Who are the people behind human trafficking?
With support from the EU, a new anthropological project will paint a more accurate picture of human traffickers through fieldwork in Romania and Portugal. Who are they, and how does human trafficking take place on the ground? These are some of the key questions.
Even though there is a strong political focus on human trafficking and large financial resources are allocated to national and international efforts, we know little about the people who are convicted of organising and carrying out human trafficking across Europe.
A new project led by Assistant Professor Trine Mygind Korsby from the Department of Anthropology will now remedy that deficiency with local studies in Romania and Portugal thanks to an EU grant of 286.191,36 euro. The project entitled 'Human Traffickers: The social circuits of human trafficking and transnational, organized crime' is funded by EU's Marie Skłodowska Curie programme.
With field studies in Galati in eastern Romania, where part of human trafficking originates, and interviews with Romanian traffickers imprisoned in Portugal, Korsby will map and analyse the social reality of human traffickers:
“The project is both about how human trafficking happens on the ground and how local crime becomes international, but also about the social relations of the human traffickers. What happens when people become ‘human traffickers’, both in their own eyes and in the eyes of others, and which role do traffickers' social relations play in their criminal activities?”
Specifically, the project will illuminate:
- How human trafficking is carried out by traffickers on the ground, and thus how national criminal networks make their illegal business transnational.
- The ways in which the kinship relations and social relationships of human traffickers hinder or enable their transnational criminal livelihood.
- The lives of human traffickers both during and after imprisonment and their navigation of legal and illegal work domains.
Beyond the stereotypes
Southern European countries are known as prime destinations for human trafficking within Europe, and Trine Mygind Korsby herself has in previous research projects investigated international crime, sex work and pimping in Romania, Italy and Portugal.
In her new project, Trine Mygind Korsby, who speaks Romanian, will have the opportunity to get even closer to those who organise sex work across national borders in cases classified as human trafficking.
“Human trafficking has long been on the international agenda, but we know surprisingly little about the people classified as human traffickers. Often the debate is dominated by stereotypes in the media, in movies and in political debates. This project is about looking beyond such stereotypes,” Trine Mygind Korsby says.

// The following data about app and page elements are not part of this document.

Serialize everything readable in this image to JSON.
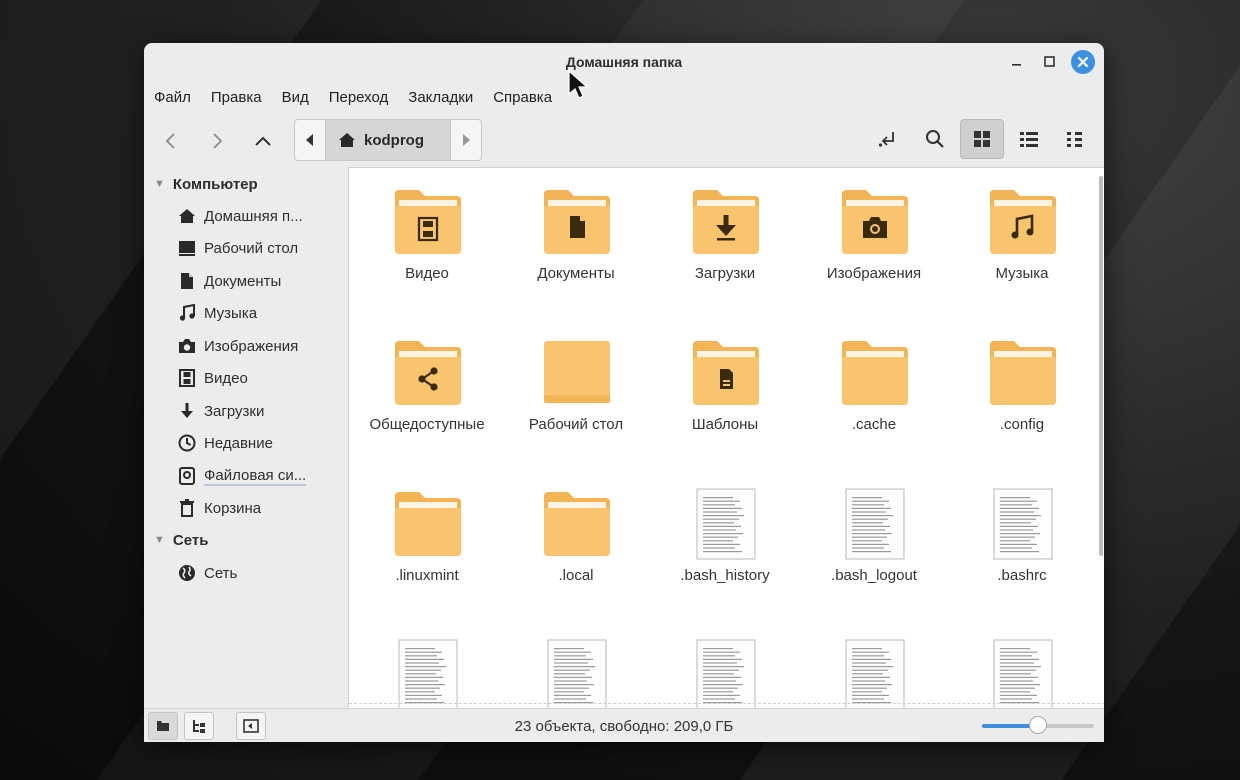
{
  "window": {
    "title": "Домашняя папка",
    "controls": {
      "minimize": "minimize-icon",
      "maximize": "maximize-icon",
      "close": "close-icon"
    }
  },
  "menu": [
    "Файл",
    "Правка",
    "Вид",
    "Переход",
    "Закладки",
    "Справка"
  ],
  "toolbar": {
    "path": "kodprog"
  },
  "sidebar": {
    "sections": [
      {
        "title": "Компьютер",
        "items": [
          {
            "label": "Домашняя п...",
            "icon": "home-icon"
          },
          {
            "label": "Рабочий стол",
            "icon": "desktop-icon"
          },
          {
            "label": "Документы",
            "icon": "document-icon"
          },
          {
            "label": "Музыка",
            "icon": "music-icon"
          },
          {
            "label": "Изображения",
            "icon": "camera-icon"
          },
          {
            "label": "Видео",
            "icon": "film-icon"
          },
          {
            "label": "Загрузки",
            "icon": "download-icon"
          },
          {
            "label": "Недавние",
            "icon": "clock-icon"
          },
          {
            "label": "Файловая си...",
            "icon": "disk-icon"
          },
          {
            "label": "Корзина",
            "icon": "trash-icon"
          }
        ]
      },
      {
        "title": "Сеть",
        "items": [
          {
            "label": "Сеть",
            "icon": "globe-icon"
          }
        ]
      }
    ]
  },
  "files": [
    {
      "name": "Видео",
      "type": "folder",
      "emblem": "film"
    },
    {
      "name": "Документы",
      "type": "folder",
      "emblem": "document"
    },
    {
      "name": "Загрузки",
      "type": "folder",
      "emblem": "download"
    },
    {
      "name": "Изображения",
      "type": "folder",
      "emblem": "camera"
    },
    {
      "name": "Музыка",
      "type": "folder",
      "emblem": "music"
    },
    {
      "name": "Общедоступные",
      "type": "folder",
      "emblem": "share"
    },
    {
      "name": "Рабочий стол",
      "type": "folder-desktop",
      "emblem": ""
    },
    {
      "name": "Шаблоны",
      "type": "folder",
      "emblem": "template"
    },
    {
      "name": ".cache",
      "type": "folder",
      "emblem": ""
    },
    {
      "name": ".config",
      "type": "folder",
      "emblem": ""
    },
    {
      "name": ".linuxmint",
      "type": "folder",
      "emblem": ""
    },
    {
      "name": ".local",
      "type": "folder",
      "emblem": ""
    },
    {
      "name": ".bash_history",
      "type": "text",
      "emblem": ""
    },
    {
      "name": ".bash_logout",
      "type": "text",
      "emblem": ""
    },
    {
      "name": ".bashrc",
      "type": "text",
      "emblem": ""
    },
    {
      "name": "",
      "type": "text",
      "emblem": ""
    },
    {
      "name": "",
      "type": "text",
      "emblem": ""
    },
    {
      "name": "",
      "type": "text",
      "emblem": ""
    },
    {
      "name": "",
      "type": "text",
      "emblem": ""
    },
    {
      "name": "",
      "type": "text",
      "emblem": ""
    }
  ],
  "status": {
    "text": "23 объекта, свободно: 209,0 ГБ",
    "zoom_level": 0.5
  },
  "colors": {
    "folder": "#f9c46e",
    "folder_tab": "#f2b455",
    "accent": "#3d8fe0"
  }
}
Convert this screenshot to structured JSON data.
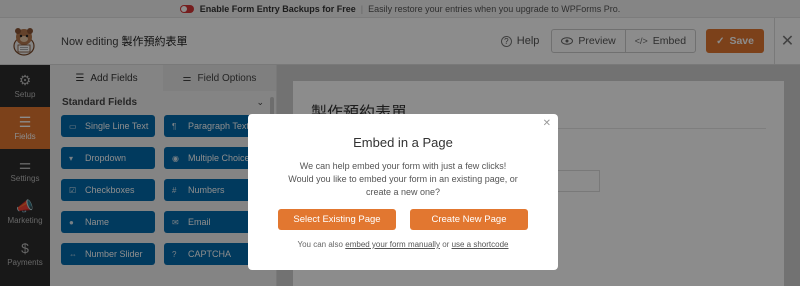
{
  "notice": {
    "title": "Enable Form Entry Backups for Free",
    "message": "Easily restore your entries when you upgrade to WPForms Pro."
  },
  "header": {
    "title_prefix": "Now editing",
    "form_name": "製作預約表單",
    "help_label": "Help",
    "preview_label": "Preview",
    "embed_label": "Embed",
    "save_label": "Save"
  },
  "nav": {
    "items": [
      {
        "label": "Setup",
        "icon": "gear-icon"
      },
      {
        "label": "Fields",
        "icon": "fields-icon"
      },
      {
        "label": "Settings",
        "icon": "sliders-icon"
      },
      {
        "label": "Marketing",
        "icon": "megaphone-icon"
      },
      {
        "label": "Payments",
        "icon": "dollar-icon"
      }
    ]
  },
  "panel": {
    "tabs": [
      "Add Fields",
      "Field Options"
    ],
    "section_title": "Standard Fields",
    "fields": [
      {
        "label": "Single Line Text",
        "icon": "text-icon"
      },
      {
        "label": "Paragraph Text",
        "icon": "paragraph-icon"
      },
      {
        "label": "Dropdown",
        "icon": "dropdown-icon"
      },
      {
        "label": "Multiple Choice",
        "icon": "radio-icon"
      },
      {
        "label": "Checkboxes",
        "icon": "checkbox-icon"
      },
      {
        "label": "Numbers",
        "icon": "hash-icon"
      },
      {
        "label": "Name",
        "icon": "user-icon"
      },
      {
        "label": "Email",
        "icon": "envelope-icon"
      },
      {
        "label": "Number Slider",
        "icon": "slider-icon"
      },
      {
        "label": "CAPTCHA",
        "icon": "captcha-icon"
      }
    ]
  },
  "preview": {
    "form_title": "製作預約表單"
  },
  "modal": {
    "title": "Embed in a Page",
    "line1": "We can help embed your form with just a few clicks!",
    "line2": "Would you like to embed your form in an existing page, or create a new one?",
    "select_label": "Select Existing Page",
    "create_label": "Create New Page",
    "foot_prefix": "You can also",
    "foot_link1": "embed your form manually",
    "foot_mid": "or",
    "foot_link2": "use a shortcode"
  },
  "colors": {
    "accent": "#e27730",
    "field_button": "#036aab",
    "nav_bg": "#2d2d2d"
  }
}
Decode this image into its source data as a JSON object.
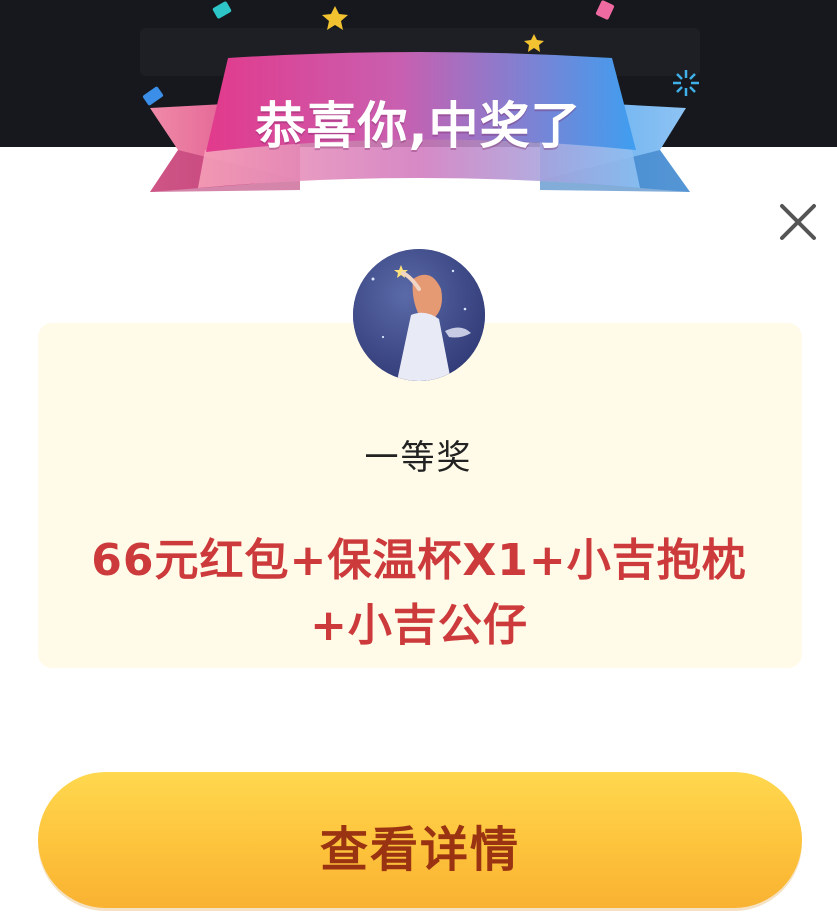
{
  "banner": {
    "title": "恭喜你,中奖了"
  },
  "dialog": {
    "close_icon": "close-icon"
  },
  "prize": {
    "level": "一等奖",
    "content": "66元红包+保温杯X1+小吉抱枕+小吉公仔"
  },
  "actions": {
    "detail_label": "查看详情"
  },
  "colors": {
    "prize_text": "#cc3a3c",
    "card_bg": "#fffbe8",
    "button_gradient_top": "#ffd84f",
    "button_gradient_bottom": "#f9b232",
    "button_text": "#9a3312",
    "ribbon_pink": "#e23d86",
    "ribbon_blue": "#4a9cf0"
  }
}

She also points to the problematic conflation of concepts such as sex work and human trafficking and hopes that the project can lead to a more nuanced understanding of these complex issues. Ultimately, she hopes that the project will add to the tools of professionals who are working to combat human trafficking, such as social workers, lawyers and policy makers.
See the project abstract at the European Commission.